Some of them go back to when I first met my wife. She was over in Gansevoort, New York. We used to go over there, and we used to have a pretty darned good time, and, of course, we had Christmas at home, too, and had a great big old farmhouse, and naturally we had a tree and presents and things like that and so forth. I always liked to take a little time off to go help the neighbors, too, to make sure everybody else was having a good Christmastime, not just us. And we still do that today as far as that’s concerned. You can’t have a real good time, I don’t think, unless you know everybody else is having a good time, too. You don’t deserve to have one unless everybody else does. A lot of people out there today, you know as well as I do, that are struggling with finances. Medical expenses are extremely high and it’s wintertime here in Vermont whether you like it or not, and there’s fuel costs and housing costs, and things like that. … I’ve been glad to see in the news how many different organizations — a lot of this I get out of the Albany stations — how many different organizations are helping people with children or with meals and everything over Thanksgiving and so forth. … I think that’s what makes America great, what makes the country great. You know as well as I do, there’s no other place in the world like Vermont. You’ve got to go back to when Vermont first started. Why do you think they came here in the first place. They were sick and tired of somebody else telling them how to like their lives, good, bad or otherwise. You can go all the way back to Martin Luther, the Episcopals in England, the Puritans, anybody who got in trouble, finally some people said that lousy pile of rocks up there near Lake Champlain, let’s go up there — we’ll do what we want to and let other people do what they want to. As long as they’re not bothering us, however they want to live their lives, that their business, not our business, and so a few people come up and settled this bunch of rocks, and you know the rest of the story as far as that’s concerned. And I just seen in your paper just the other day, Vermont today is listed as the most healthy state in the United States and maybe that because they haven’t got the money enough to buy junk food.
Rachel Bowlen, Dorset

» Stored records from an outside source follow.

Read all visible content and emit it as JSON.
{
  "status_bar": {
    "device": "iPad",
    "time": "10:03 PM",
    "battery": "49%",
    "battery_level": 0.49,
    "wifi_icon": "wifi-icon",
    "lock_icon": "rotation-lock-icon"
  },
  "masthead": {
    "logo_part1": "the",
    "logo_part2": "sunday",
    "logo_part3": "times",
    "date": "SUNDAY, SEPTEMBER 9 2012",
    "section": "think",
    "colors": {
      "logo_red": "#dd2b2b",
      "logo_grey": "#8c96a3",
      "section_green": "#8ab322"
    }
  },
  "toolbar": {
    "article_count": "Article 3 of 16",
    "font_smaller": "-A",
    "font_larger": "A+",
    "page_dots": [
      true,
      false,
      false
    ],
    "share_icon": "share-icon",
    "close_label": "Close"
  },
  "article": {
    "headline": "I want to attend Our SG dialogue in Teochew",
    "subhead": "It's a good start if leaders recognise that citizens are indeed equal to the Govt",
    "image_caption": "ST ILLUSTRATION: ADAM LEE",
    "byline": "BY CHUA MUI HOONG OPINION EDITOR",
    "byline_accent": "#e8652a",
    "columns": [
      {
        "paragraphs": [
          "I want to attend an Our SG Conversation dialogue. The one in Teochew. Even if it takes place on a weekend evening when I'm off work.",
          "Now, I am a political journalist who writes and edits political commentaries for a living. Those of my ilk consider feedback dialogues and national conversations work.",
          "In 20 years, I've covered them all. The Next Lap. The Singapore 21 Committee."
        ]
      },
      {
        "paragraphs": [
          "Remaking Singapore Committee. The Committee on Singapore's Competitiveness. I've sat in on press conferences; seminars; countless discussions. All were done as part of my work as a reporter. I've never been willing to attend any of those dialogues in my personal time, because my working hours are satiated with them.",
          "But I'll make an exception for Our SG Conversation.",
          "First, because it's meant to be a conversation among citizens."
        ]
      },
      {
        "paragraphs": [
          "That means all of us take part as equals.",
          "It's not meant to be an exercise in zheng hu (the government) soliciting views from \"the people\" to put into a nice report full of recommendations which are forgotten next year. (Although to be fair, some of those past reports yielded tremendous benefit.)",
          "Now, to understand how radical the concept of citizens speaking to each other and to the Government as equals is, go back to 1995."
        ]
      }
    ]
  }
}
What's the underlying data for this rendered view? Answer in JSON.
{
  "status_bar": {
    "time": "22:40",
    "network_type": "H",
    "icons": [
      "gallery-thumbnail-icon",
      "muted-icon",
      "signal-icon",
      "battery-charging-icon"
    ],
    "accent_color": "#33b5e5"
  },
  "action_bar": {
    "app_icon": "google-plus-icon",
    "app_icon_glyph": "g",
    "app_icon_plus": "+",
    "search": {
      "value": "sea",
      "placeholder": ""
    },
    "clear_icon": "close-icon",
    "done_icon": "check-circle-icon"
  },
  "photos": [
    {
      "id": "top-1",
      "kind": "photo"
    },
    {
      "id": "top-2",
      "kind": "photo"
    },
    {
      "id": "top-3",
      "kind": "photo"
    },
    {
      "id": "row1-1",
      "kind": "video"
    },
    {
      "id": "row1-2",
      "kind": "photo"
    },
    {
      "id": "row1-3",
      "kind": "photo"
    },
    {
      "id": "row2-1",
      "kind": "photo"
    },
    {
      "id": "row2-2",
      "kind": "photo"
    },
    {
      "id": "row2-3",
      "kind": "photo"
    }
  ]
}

I remember one year pretty much wanting a Toni doll. It was a doll that you could use Toni home permanent with. That was a big thing then. And I got the doll, and she came with a red snow suit. And it just so happened that it snowed that year in South Carolina. It was perfect, a perfect gift.
RH: Do you have a Christmas wish for your friends and family here in Rutland and in Vermont?
RB: Yes, I do. I wish them peace and happiness and health.
RH: Health above all! Thank you, Rachel. Merry Christmas to you.
RB: Merry Christmas to you, and to all — a good night!
Karen Ryer, Rutland
RH: Your memories of a New Jersey Christmas. You guys do it any different down there?
KR: It’s very rough and tumble down there in New Jersey.
RH: Why’s that? Were you a gangster?
KR: Well, you know. No. I’m a Sally. Oh, Gosh. I can’t remember.
RH: No memory at all. Completely blanked out.
KR: To be honest? “Emmet Otter’s Jug Band Christmas.” That is the ultimate Christmas to me. If you haven’t seen it, it’s done by the Muppets. It’s amazing. It’s all these little puppets, and it’s timeless.
RH: Not Rudolph? Not Frosty?
KR. Emmet Otter.
RH: Not Jesus?
KR: Well, I guess he’s part of it, too. He’s a big part of it.
RH: What’s your Christmas wish for your friends and neighbors?
KR: Ahh, just have a happy, healthy environment. Be with your family and friends, just make the best of every moment.
RH: And chill, baby, chill!
KR: Chill, baby, chill!
Trine Wilson, Westford
I don’t remember how old I was, but I woke up in the middle of the night. I was at an age where I was questioning Santa Claus. I woke up and I heard Santa in the living room and I heard Santa in the living room. So I burrowed way down deep and was confirmed that Santa existed.
RH: Fantastic. And you still believe?
TW: Absolutely. Absolutely!
RH: What do you want Santa to bring you this year? More chillin’ for the willin’?
TW: Lots of hugs, lots of chill and lots of calm!
Interviews, camera and production by RH Alcott